If the plan does not set up a process through which individuals can obtain tests with no up-front costs, then the plan and insurer must reimburse in the full cost of the test—even if the test costs more than $12—which would increase plan costs. For example, if an individual buys a two-pack for $34, and the plan has not set up a system to cover costs up front, then the plan would have to reimburse the $34 instead of $24.
Other Resources for Plan Sponsors
Here are practical considerations for plans that are working on compliance with the required testing coverage.
- Most important items to consider immediately from Sean Silva and Michael Halford at Milliman
- Six action items from Allison B. Bans at Snell & Wilmer
Communicating With Participants
First, employers should remind employees that they can get four free tests through https://www.covidtests.gov/. These tests are available at no cost to the health plan or the employees.
Second, participants need to know what method the plan is using and how their claim or reimbursement process works.
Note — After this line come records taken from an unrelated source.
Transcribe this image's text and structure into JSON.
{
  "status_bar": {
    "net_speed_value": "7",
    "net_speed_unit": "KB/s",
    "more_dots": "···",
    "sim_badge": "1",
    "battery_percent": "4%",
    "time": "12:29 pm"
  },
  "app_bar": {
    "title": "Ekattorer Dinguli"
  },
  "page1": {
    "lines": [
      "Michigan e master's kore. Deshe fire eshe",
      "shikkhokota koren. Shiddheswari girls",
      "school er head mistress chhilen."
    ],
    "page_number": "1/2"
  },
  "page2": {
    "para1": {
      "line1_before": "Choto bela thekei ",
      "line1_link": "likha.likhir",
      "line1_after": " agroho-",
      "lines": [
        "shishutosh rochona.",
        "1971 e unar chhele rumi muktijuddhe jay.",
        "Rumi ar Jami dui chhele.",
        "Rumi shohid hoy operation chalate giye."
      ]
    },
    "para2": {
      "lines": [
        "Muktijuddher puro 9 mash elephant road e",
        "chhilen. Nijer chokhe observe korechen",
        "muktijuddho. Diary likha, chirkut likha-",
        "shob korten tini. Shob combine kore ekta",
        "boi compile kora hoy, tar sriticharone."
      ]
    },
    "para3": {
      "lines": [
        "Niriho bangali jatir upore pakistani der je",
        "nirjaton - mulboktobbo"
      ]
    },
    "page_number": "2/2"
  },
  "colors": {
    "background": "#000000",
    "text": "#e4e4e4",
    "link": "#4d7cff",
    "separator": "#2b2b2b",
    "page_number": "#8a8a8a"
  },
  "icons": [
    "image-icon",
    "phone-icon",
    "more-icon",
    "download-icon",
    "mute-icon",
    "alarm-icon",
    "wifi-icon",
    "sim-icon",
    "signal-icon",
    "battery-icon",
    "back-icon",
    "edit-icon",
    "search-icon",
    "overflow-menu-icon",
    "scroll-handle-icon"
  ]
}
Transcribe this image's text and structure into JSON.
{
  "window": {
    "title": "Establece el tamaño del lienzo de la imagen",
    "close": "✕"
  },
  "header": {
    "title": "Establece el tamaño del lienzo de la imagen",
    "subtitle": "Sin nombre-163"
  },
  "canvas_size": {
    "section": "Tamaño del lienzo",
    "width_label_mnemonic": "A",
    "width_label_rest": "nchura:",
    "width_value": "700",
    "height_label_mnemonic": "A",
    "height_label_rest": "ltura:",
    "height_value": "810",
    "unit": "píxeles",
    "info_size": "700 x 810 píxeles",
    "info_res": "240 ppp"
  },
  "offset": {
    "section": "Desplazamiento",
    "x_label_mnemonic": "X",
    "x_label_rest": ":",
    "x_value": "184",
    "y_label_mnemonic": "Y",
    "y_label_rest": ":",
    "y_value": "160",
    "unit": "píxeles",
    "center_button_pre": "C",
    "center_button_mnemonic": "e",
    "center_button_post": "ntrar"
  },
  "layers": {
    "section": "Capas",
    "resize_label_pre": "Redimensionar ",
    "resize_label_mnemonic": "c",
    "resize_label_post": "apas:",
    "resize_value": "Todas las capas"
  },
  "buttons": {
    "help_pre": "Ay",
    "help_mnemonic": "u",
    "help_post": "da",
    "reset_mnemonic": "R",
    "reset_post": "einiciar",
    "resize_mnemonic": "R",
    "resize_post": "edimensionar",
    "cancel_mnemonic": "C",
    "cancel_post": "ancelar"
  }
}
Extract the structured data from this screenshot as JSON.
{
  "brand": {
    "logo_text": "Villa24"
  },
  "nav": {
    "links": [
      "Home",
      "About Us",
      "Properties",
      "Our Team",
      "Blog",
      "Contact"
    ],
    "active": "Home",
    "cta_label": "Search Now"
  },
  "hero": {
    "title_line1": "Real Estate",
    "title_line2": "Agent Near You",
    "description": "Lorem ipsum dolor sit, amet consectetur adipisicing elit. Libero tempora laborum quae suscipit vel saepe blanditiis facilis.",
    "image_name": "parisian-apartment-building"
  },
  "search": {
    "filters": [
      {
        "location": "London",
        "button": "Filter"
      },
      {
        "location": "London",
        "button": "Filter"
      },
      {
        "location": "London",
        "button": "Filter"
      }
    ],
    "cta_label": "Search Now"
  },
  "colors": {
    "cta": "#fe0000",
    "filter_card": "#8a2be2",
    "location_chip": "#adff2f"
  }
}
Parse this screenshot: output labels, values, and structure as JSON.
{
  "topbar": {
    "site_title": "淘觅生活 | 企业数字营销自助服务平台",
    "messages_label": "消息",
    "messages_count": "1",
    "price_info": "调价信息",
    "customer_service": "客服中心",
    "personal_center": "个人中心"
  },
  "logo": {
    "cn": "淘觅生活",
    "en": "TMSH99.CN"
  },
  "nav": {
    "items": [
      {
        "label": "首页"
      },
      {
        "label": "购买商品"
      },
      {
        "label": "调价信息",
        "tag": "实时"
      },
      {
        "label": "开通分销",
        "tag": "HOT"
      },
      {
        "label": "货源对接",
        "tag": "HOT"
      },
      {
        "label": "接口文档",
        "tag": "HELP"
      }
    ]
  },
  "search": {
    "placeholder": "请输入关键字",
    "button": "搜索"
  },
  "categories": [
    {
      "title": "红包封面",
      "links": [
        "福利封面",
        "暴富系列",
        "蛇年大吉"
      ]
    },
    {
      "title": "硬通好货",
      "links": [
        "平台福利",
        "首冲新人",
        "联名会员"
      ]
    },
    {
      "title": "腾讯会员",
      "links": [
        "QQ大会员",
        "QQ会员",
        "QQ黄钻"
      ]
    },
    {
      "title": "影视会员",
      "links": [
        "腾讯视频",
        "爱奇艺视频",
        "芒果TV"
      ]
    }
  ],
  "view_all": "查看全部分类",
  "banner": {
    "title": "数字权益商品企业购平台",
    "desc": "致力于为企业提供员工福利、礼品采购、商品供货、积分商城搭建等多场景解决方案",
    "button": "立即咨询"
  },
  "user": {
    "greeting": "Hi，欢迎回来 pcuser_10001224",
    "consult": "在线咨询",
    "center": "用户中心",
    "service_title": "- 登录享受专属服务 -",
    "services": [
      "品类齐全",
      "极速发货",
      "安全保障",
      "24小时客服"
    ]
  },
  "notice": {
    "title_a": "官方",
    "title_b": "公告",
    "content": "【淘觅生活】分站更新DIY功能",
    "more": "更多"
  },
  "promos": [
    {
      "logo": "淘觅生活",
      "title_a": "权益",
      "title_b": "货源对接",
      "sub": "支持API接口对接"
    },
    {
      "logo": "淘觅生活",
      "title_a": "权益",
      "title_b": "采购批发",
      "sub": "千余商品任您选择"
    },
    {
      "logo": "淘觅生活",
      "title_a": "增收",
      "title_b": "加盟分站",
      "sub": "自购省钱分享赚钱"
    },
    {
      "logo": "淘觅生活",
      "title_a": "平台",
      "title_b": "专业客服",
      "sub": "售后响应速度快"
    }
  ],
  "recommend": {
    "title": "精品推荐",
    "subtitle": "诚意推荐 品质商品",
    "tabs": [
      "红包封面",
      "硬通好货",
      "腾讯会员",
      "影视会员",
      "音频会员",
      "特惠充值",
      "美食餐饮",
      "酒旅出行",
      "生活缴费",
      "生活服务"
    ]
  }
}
Question five in the DOL FAQs Part 51 details how plans may provide education and information resources. Included below are links for educational web pages from government agencies.
1. Guidance to support consumers’ efforts to access and effectively use at-home tests, including information to explain the differences between at-home tests and tests performed or ordered by a health care provider and/or processed in a laboratory (including when different types of COVID-19 tests are appropriate based on guidance from scientific entities):
2. Quality information such as shelf life and expiration dates for specific testing products as well as information about reliability of test results, such as information from the test’s labeling or emergency use authorization (EUA) summary about the expected test performance (i.e., rate of false positives and false negatives) of specific tests and active recalls of FDA-authorized, cleared, or approved OTC COVID-19 tests:
(Here you will find authorization documents for each test including “Fact Sheet for Individuals” and “Instructions for Use (IFR).”)
(Look for devices named SARS-Cov-2 and COVID-19.)
3. How to obtain tests under different scenarios
Directly from the plan or insurer or from designated sellers: Find sellers that offer tests at a lower cost or that receive reimbursement directly from the plan, which will result in no charges for the participant at the time of purchase.
From other retailers outside of that network: Explain the reimbursement limit when a plan provides a direct coverage option. The plan is required to reimburse at a rate of up to $12 per individual test (or the cost of the test, if less than $12). If the test is more than $12, then the participant pays the remainder out of pocket.
If the plan has not set up a network of preferred stores, pharmacies and online retailers: Participants will be charged up front, submit claim forms and receipts, and will be reimbursed the full cost of the test.
4. How to submit a claim for reimbursement
Submit the required information needed and a description of the documentation in order for the plan or issuer to process the claim promptly and accurately. Include a reminder to keep your receipt (and a copy of your receipt).
Explain the electronic and paper filing options. For example, PBMs may have an online claim form or require participants to download the form off their website. Some PBMs require participants to log in for electronic filing. Encourage those who don’t yet have an online account to register now. Deskless workers might need paper forms delivered to them. Below are sample claims forms.
- Navitus posted a form that can be submitted via mail, fax or email along with receipts.
- OptumRx has posted an online claim form and a mail-in PDF version.
Lastly, DOL provided a consumer-friendly FAQ sheet that your plan could customize with its processes, what your participants need to know and who to contact with questions. The International Foundation will continue to track developments on these rapidly changing issues. To learn more, check out the International Foundation’s COVID-19 Resources page.
“Developed by International Foundation Information Center staff. This does not constitute legal advice. Please consult your plan professionals for legal advice.”